    • Disable notifications from social media: Most people check into social media mindlessly, so put a small barrier in the way by turning off notifications. If you don’t see a social media icon or alert every time you pick up your phone, you’re less likely to spend time there.
    • Set limits and stick to them. Most phones and tablets allow you to see the time you’ve spent on certain apps. Set a limit for your time spent on social media and stick to it, or use an app that blocks social media after you’ve hit your limit. For children, the American Academy of Pediatrics also recommends that social media use not interfere with activities like family meals, exercise, or “unplugged downtime.”
    • Delete Social Media Accounts You Don’t Use. Digitally declutter your life!
    • Go Cold Turkey. Depending on how bad things have gotten, it might be time to go cold turkey. If you’re spending more time on social media than you are interacting with people in real life, give yourself a reality check by having a holiday from social media.
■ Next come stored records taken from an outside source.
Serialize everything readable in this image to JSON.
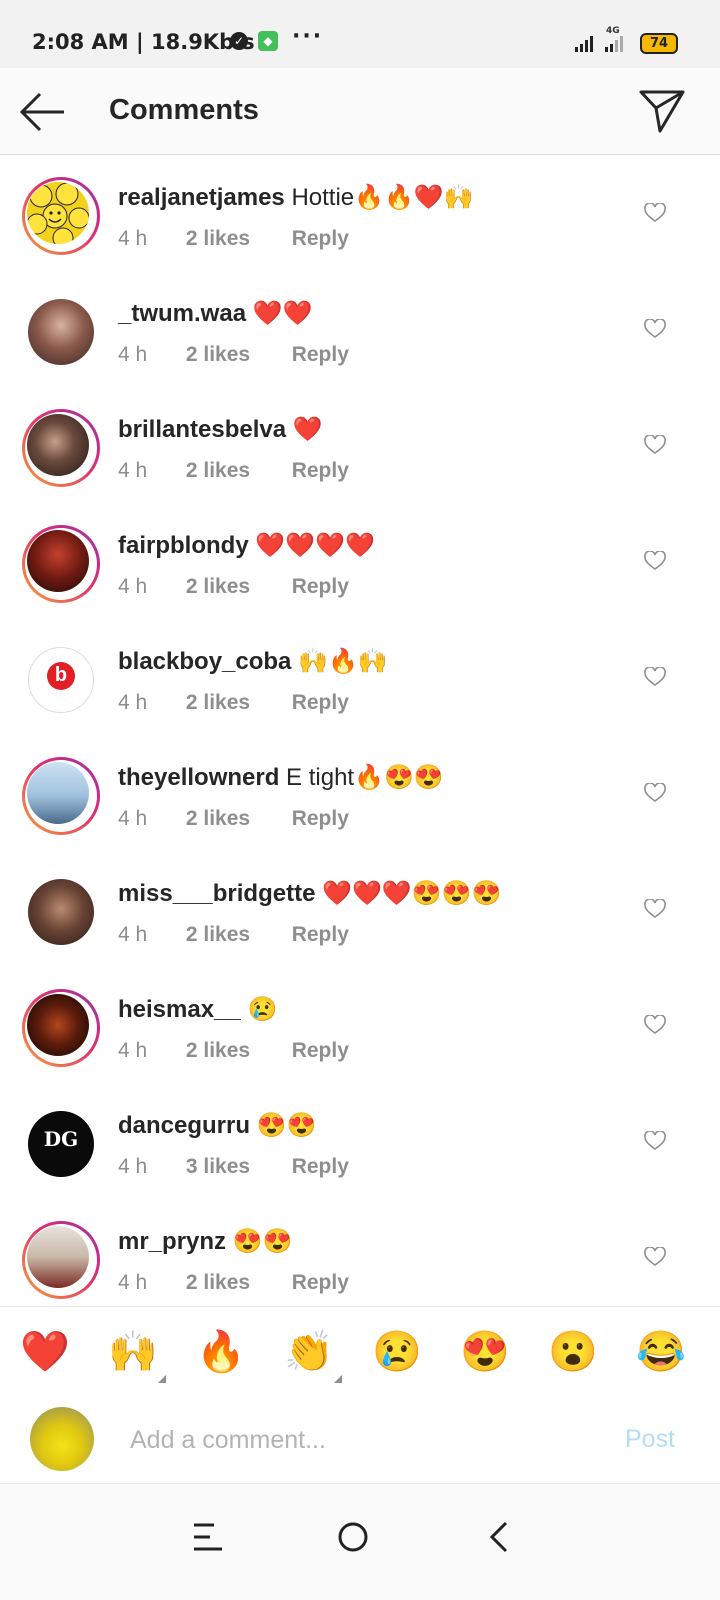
{
  "status_bar": {
    "time_speed": "2:08 AM | 18.9Kb.s",
    "network": "4G",
    "battery": "74"
  },
  "header": {
    "title": "Comments",
    "back_icon": "arrow-left-icon",
    "direct_icon": "paper-plane-icon"
  },
  "comments": [
    {
      "username": "realjanetjames",
      "text": "Hottie🔥🔥❤️🙌",
      "time": "4 h",
      "likes": "2 likes",
      "reply": "Reply",
      "story_ring": true
    },
    {
      "username": "_twum.waa",
      "text": "❤️❤️",
      "time": "4 h",
      "likes": "2 likes",
      "reply": "Reply",
      "story_ring": false
    },
    {
      "username": "brillantesbelva",
      "text": "❤️",
      "time": "4 h",
      "likes": "2 likes",
      "reply": "Reply",
      "story_ring": true
    },
    {
      "username": "fairpblondy",
      "text": "❤️❤️❤️❤️",
      "time": "4 h",
      "likes": "2 likes",
      "reply": "Reply",
      "story_ring": true
    },
    {
      "username": "blackboy_coba",
      "text": "🙌🔥🙌",
      "time": "4 h",
      "likes": "2 likes",
      "reply": "Reply",
      "story_ring": false
    },
    {
      "username": "theyellownerd",
      "text": "E tight🔥😍😍",
      "time": "4 h",
      "likes": "2 likes",
      "reply": "Reply",
      "story_ring": true
    },
    {
      "username": "miss___bridgette",
      "text": "❤️❤️❤️😍😍😍",
      "time": "4 h",
      "likes": "2 likes",
      "reply": "Reply",
      "story_ring": false
    },
    {
      "username": "heismax__",
      "text": "😢",
      "time": "4 h",
      "likes": "2 likes",
      "reply": "Reply",
      "story_ring": true
    },
    {
      "username": "dancegurru",
      "text": "😍😍",
      "time": "4 h",
      "likes": "3 likes",
      "reply": "Reply",
      "story_ring": false
    },
    {
      "username": "mr_prynz",
      "text": "😍😍",
      "time": "4 h",
      "likes": "2 likes",
      "reply": "Reply",
      "story_ring": true
    }
  ],
  "avatar_text": {
    "blackboy_coba": "b",
    "dancegurru": "DG"
  },
  "quick_emojis": [
    "❤️",
    "🙌",
    "🔥",
    "👏",
    "😢",
    "😍",
    "😮",
    "😂"
  ],
  "composer": {
    "placeholder": "Add a comment...",
    "post_label": "Post"
  },
  "colors": {
    "accent_post_disabled": "#b3dcfb",
    "meta_text": "#8e8e8e",
    "story_ring_start": "#f9a33a",
    "story_ring_end": "#9b2dae"
  }
}
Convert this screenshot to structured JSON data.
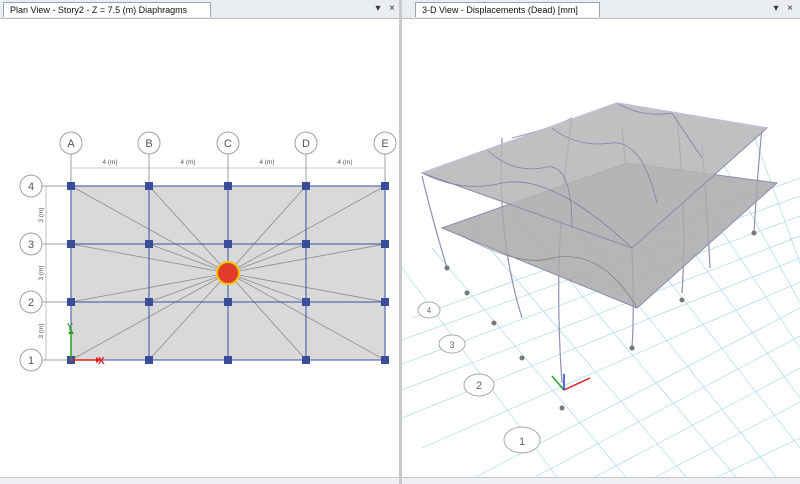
{
  "left_view": {
    "title": "Plan View - Story2 - Z = 7.5 (m)  Diaphragms",
    "dropdown_icon": "triangle-down-icon",
    "close_icon": "close-x-icon",
    "grid_columns": [
      "A",
      "B",
      "C",
      "D",
      "E"
    ],
    "grid_rows": [
      "1",
      "2",
      "3",
      "4"
    ],
    "x_spacing_label": "4 (m)",
    "y_spacing_label": "3 (m)",
    "axis_x_label": "X",
    "axis_y_label": "Y"
  },
  "right_view": {
    "title": "3-D View  - Displacements (Dead)  [mm]",
    "dropdown_icon": "triangle-down-icon",
    "close_icon": "close-x-icon",
    "grid_rows": [
      "1",
      "2",
      "3",
      "4"
    ]
  },
  "colors": {
    "grid_line": "#3b4ea3",
    "column_node": "#3a4d99",
    "slab_fill": "#d9d9d9",
    "diaphragm_center": "#e23a2b",
    "diaphragm_outline": "#f0c400",
    "axis_x": "#e02020",
    "axis_y": "#22a020",
    "axis_z": "#2040d0"
  }
}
Decide how long it’s going to be, inform your friends online how long you’ll be away and how they can reach you if they need you in person, and delete your apps. If you normally spend two hours on social media per day, you will have an extra fourteen hours per week which are totally free to do whatever you want with – let the world be your your wifi-free oyster.


The Importance Of Play In Succeeding As An Adult.

In childhood, learning through play helps us to embrace uncertainty, instils a stronger sense of curiosity, provides new ways to approach challenges and test and try things over again – and importantly, to innovate. Research shows that learning through play is central to a child’s well-being and their ability to thrive by helping them develop core skills (creative, social, physical, emotional and cognitive) that are critical drivers of success in adulthood.

However, sadly, while children are often flexible in learning new skills, this function declines as we grow older.

Creativity materialises from challenging and, in turn, being able to adjust our mindsets. Therefore, adults should try as far as possible to remain engaged in learning, play and creativity to thrive in other areas of life. Specifically, curiosity, confidence and emotional regulation are critical for adults to succeed in careers and be flexible to new challenges.

Play also helps the plasticity of the brain, limits toxic stress, and allows us to pursue goals and ignore distractions. Research shows that adults who perform above average on creativity tests also perform significantly better on executive function and can better imagine ways to cope with the challenges and difficulties they may face.

Perhaps if we can try to learn more from children’s creativity and play, we can become more inspired, adaptable and our workplaces and lives become more productive and rewarding.